OTOH, I do have that nice big downed branch here.... I should point out that I am only moving 2-3 towns away--depending on how one drives, so I wouldn't be bringing any foreign invaders to the new domain.
And that reminds me... I was going to do research on the Asian Long-Horned Beetle to see what trees they don't destroy. They are in this state, and it would be foolish to not think about that when planting.
--
Jean B.

Add pictures here
<% if( /^image/.test(type) ){ %>
<% } %>
<%-name%>
Add image file
Upload

i'd wait through a full year at the new place to study sun patterns & soil conditions before i started planting. use the time to map the yard & plan. my yard is a Certified Wildlife Habitat, as well as a Tree Farm (i like my signs, i do <g>). you can find wildlife habitat suggestions at: http://www.nwf.org/gardenforwildlife / lee oh, and wrap those Japanese maple trunks in hardware cloth over the winter. the mice & voles love to eat them.
Add pictures here
<% if( /^image/.test(type) ){ %>
<% } %>
<%-name%>
Add image file
Upload

Yes I agree with you Lee. Plan and research, Jean.
The NWF is a great source of information. They have a wonderful, beautiful book:
Attracting Birds, Butterflies and Other Backyard Wildlife. by David Mizejewski (he is manager of the Backyard Habitat Program) See if you can locate it. Pub. by Creative Homeowner books, www.creativehomeowner.com
(I also have a Certified Wildlife Habitat # 49465.)
Have a fun winter planning, Jean and let us know of your progress.
Emilie NorCal
Add pictures here
<% if( /^image/.test(type) ){ %>
<% } %>
<%-name%>
Add image file
Upload
mleblanca wrote:

Thank you, Emilie. I will order that book from the library.... Oh, heck, I'll get a book shop owner/friend to order one for me. It sounds like something I will really benefit from having on hand.
--
Jean B.

Add pictures here
<% if( /^image/.test(type) ){ %>
<% } %>
<%-name%>
Add image file
Upload
enigma wrote:

thanks for the advice--and the link, Lee.
Gee, I haven't had any problem with those maple trunks being eaten.
Oh yes.... Speaking of maples, I started looking into the Asian Long-Horned Beetle. On one hand, the advice is that all maples are very susceptible to them; on the other, they don't like any Japanese maples. No oaks seem to be susceptible. Now I am trying to remember why a friend of mine was worried about his oaks a few years ago....
--
Jean B.

Add pictures here
<% if( /^image/.test(type) ){ %>
<% } %>
<%-name%>
Add image file
Upload

Related Threads

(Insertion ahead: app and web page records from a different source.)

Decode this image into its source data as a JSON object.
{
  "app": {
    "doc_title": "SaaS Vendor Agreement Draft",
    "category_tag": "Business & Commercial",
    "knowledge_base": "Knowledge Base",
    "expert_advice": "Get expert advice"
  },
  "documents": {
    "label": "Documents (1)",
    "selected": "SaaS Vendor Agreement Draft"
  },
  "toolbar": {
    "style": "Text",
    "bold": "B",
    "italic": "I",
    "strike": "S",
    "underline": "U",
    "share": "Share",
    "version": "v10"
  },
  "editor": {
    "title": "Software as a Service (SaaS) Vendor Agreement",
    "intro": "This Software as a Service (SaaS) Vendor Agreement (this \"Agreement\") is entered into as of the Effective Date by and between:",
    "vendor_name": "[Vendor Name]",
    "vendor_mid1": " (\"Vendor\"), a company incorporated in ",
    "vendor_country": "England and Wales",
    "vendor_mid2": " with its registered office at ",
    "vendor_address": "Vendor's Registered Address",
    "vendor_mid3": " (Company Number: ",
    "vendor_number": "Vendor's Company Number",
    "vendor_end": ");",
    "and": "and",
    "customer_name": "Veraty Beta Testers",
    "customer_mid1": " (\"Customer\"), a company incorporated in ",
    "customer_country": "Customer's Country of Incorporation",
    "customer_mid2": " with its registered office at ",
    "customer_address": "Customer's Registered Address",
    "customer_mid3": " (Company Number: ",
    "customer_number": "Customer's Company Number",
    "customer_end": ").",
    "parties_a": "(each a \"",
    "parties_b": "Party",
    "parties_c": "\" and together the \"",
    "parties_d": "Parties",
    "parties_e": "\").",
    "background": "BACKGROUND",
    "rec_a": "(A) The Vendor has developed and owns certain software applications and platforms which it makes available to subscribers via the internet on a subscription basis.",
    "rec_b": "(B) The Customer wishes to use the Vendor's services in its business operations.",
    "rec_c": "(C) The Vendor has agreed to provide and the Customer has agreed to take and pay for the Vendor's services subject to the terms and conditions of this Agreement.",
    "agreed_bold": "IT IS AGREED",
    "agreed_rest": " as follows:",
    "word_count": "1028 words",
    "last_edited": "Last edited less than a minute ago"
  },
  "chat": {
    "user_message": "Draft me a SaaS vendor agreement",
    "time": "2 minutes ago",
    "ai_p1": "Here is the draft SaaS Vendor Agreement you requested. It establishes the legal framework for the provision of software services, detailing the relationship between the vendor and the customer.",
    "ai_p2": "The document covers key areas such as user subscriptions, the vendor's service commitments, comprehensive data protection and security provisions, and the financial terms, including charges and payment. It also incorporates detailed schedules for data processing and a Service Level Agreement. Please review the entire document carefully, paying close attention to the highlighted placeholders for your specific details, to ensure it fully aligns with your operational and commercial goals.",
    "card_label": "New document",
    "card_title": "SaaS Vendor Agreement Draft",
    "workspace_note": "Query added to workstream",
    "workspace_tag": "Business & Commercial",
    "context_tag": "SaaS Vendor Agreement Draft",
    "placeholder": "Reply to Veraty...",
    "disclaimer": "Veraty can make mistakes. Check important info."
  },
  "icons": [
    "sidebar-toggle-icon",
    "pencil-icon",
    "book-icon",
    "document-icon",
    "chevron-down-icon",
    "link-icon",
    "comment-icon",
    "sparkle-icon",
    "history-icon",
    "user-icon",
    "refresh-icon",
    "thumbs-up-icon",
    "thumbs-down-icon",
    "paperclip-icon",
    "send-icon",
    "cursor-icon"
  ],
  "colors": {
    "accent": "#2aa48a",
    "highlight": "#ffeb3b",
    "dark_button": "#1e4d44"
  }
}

    HomeOwnersHub.com is a website for homeowners and building and maintenance pros. It is not affiliated with any of the manufacturers or service providers discussed here. All logos and trade names are the property of their respective owners.